**Task requirements**. For this exercise, please find the lines in the entries that include the word "colors" and copy them.

**Entries supplied**.
•••••

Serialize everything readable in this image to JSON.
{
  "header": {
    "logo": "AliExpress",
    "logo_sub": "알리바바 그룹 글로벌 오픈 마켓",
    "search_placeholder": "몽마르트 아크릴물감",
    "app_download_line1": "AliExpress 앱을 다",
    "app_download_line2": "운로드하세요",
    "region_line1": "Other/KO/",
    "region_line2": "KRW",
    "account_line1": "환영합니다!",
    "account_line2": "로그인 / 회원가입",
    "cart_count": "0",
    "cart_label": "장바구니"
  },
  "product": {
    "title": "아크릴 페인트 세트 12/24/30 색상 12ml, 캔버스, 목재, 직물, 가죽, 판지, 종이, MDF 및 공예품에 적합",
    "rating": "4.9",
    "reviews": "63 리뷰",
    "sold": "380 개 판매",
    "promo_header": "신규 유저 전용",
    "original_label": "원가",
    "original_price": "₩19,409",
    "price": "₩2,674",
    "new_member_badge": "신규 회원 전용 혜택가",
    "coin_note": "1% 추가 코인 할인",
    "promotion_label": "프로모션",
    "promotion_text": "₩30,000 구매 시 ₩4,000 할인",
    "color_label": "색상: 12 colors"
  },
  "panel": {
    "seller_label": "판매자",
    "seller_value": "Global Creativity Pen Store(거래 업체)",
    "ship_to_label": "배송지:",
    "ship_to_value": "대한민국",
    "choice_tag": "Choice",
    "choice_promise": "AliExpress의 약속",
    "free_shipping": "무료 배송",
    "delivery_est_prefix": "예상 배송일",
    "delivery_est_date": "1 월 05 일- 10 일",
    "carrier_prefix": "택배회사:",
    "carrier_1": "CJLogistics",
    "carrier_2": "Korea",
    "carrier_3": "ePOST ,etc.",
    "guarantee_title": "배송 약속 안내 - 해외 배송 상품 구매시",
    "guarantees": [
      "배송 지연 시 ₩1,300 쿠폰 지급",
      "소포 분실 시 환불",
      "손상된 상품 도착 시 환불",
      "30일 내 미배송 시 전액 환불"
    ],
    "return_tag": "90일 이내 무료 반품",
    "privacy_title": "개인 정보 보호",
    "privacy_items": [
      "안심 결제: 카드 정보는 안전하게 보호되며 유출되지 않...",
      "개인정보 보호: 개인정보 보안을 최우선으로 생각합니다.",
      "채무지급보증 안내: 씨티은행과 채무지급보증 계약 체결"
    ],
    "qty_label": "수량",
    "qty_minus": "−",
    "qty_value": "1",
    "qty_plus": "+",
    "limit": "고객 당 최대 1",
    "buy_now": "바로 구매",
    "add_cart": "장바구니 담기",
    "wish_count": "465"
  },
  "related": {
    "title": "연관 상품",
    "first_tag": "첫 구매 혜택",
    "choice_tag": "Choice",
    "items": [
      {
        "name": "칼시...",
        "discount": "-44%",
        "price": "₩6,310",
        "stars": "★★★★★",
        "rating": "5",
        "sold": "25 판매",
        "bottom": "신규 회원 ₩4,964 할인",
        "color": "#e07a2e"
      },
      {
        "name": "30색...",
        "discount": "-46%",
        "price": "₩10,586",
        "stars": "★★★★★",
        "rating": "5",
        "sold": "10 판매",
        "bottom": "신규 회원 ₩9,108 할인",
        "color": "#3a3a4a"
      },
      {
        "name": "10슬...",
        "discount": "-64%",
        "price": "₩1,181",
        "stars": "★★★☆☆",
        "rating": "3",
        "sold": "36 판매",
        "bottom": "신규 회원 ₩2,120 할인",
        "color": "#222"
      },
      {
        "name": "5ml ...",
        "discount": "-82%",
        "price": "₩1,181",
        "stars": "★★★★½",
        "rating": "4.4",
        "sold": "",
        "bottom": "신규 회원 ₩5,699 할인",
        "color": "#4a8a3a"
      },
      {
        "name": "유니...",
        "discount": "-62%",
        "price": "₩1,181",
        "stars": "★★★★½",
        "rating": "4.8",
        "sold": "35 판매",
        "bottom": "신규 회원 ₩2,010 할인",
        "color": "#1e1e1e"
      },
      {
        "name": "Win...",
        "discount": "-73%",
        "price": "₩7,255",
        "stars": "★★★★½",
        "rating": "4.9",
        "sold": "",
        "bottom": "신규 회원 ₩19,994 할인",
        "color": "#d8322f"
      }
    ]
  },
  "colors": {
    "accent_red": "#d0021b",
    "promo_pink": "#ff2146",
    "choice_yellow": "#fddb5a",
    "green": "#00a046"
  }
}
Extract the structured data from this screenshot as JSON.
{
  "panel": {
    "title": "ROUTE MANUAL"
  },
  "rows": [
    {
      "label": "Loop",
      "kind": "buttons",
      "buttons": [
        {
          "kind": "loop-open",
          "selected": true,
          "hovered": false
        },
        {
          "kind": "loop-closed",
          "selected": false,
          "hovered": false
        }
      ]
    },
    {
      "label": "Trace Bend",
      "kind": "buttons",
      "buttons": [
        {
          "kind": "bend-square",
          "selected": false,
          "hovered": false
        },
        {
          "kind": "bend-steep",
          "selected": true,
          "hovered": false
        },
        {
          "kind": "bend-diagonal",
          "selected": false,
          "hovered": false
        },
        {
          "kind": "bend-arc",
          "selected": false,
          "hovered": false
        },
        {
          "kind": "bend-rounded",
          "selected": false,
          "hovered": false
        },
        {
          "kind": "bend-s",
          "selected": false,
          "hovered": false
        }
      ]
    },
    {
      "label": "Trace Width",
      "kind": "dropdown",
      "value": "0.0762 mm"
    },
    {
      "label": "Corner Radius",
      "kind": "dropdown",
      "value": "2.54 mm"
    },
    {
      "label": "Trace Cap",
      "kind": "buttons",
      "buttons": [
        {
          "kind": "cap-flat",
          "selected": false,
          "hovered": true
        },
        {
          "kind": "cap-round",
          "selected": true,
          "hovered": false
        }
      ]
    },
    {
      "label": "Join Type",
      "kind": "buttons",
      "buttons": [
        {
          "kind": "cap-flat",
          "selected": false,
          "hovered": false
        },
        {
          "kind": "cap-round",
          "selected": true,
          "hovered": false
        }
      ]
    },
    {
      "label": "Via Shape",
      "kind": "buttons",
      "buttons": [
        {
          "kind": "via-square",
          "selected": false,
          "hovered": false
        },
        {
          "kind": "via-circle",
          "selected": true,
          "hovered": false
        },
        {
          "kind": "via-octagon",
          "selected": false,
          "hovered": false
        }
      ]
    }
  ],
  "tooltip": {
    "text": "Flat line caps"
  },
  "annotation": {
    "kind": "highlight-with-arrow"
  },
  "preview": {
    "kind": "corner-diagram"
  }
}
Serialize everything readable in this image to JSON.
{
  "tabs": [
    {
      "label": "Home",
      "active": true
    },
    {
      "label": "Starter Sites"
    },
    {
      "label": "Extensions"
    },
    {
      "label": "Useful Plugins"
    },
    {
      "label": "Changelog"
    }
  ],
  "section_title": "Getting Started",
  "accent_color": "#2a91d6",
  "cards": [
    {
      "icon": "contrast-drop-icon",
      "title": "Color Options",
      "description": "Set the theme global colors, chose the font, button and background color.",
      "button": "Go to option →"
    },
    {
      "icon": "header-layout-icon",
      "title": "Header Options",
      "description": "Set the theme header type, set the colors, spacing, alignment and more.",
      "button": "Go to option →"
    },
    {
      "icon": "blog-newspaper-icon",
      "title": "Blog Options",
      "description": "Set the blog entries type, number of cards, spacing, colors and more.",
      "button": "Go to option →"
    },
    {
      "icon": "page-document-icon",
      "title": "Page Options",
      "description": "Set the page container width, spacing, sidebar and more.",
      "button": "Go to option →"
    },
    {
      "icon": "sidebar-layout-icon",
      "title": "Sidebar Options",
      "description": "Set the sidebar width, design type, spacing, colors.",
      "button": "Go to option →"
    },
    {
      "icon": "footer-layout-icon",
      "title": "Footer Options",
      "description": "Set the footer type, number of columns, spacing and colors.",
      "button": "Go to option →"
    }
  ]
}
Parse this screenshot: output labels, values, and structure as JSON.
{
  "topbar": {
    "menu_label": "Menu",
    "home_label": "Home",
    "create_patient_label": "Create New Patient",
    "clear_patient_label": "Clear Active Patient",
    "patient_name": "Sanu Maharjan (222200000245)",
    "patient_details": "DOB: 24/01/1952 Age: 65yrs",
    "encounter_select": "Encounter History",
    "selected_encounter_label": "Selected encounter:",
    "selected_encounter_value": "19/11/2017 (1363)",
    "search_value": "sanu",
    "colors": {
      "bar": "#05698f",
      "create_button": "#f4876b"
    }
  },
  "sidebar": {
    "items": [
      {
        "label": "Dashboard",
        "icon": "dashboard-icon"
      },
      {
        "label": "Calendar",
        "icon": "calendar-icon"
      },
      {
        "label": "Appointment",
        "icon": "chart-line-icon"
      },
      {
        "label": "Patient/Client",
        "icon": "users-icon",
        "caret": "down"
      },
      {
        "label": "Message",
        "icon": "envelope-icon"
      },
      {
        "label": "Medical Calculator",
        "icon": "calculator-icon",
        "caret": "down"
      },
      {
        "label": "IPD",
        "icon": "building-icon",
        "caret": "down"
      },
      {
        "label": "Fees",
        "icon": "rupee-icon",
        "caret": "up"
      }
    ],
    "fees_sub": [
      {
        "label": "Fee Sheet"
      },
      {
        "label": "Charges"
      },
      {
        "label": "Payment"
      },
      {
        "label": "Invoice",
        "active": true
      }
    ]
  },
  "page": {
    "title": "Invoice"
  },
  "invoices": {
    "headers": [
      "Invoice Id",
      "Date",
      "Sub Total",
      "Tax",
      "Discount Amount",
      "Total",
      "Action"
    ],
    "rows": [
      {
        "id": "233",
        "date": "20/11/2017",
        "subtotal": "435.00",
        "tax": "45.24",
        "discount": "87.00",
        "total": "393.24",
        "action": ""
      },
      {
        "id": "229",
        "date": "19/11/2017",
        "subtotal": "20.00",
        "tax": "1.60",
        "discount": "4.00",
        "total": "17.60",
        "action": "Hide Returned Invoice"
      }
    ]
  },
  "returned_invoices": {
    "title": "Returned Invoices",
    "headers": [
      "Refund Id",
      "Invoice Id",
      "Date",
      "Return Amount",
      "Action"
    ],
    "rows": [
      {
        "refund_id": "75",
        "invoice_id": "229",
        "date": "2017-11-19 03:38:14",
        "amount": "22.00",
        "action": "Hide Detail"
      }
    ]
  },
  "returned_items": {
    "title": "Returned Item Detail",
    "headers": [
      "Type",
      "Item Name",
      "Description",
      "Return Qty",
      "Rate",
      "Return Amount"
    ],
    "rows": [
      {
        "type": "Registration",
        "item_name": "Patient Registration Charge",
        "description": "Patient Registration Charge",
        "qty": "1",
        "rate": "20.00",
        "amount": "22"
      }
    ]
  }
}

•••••

**Solution for this exercise**.
    "color_label": "색상: 12 colors"
  "colors": {
      "description": "Set the theme global colors, chose the font, button and background color.",
      "description": "Set the theme header type, set the colors, spacing, alignment and more.",
      "description": "Set the blog entries type, number of cards, spacing, colors and more.",
      "description": "Set the sidebar width, design type, spacing, colors.",
      "description": "Set the footer type, number of columns, spacing and colors.",
    "colors": {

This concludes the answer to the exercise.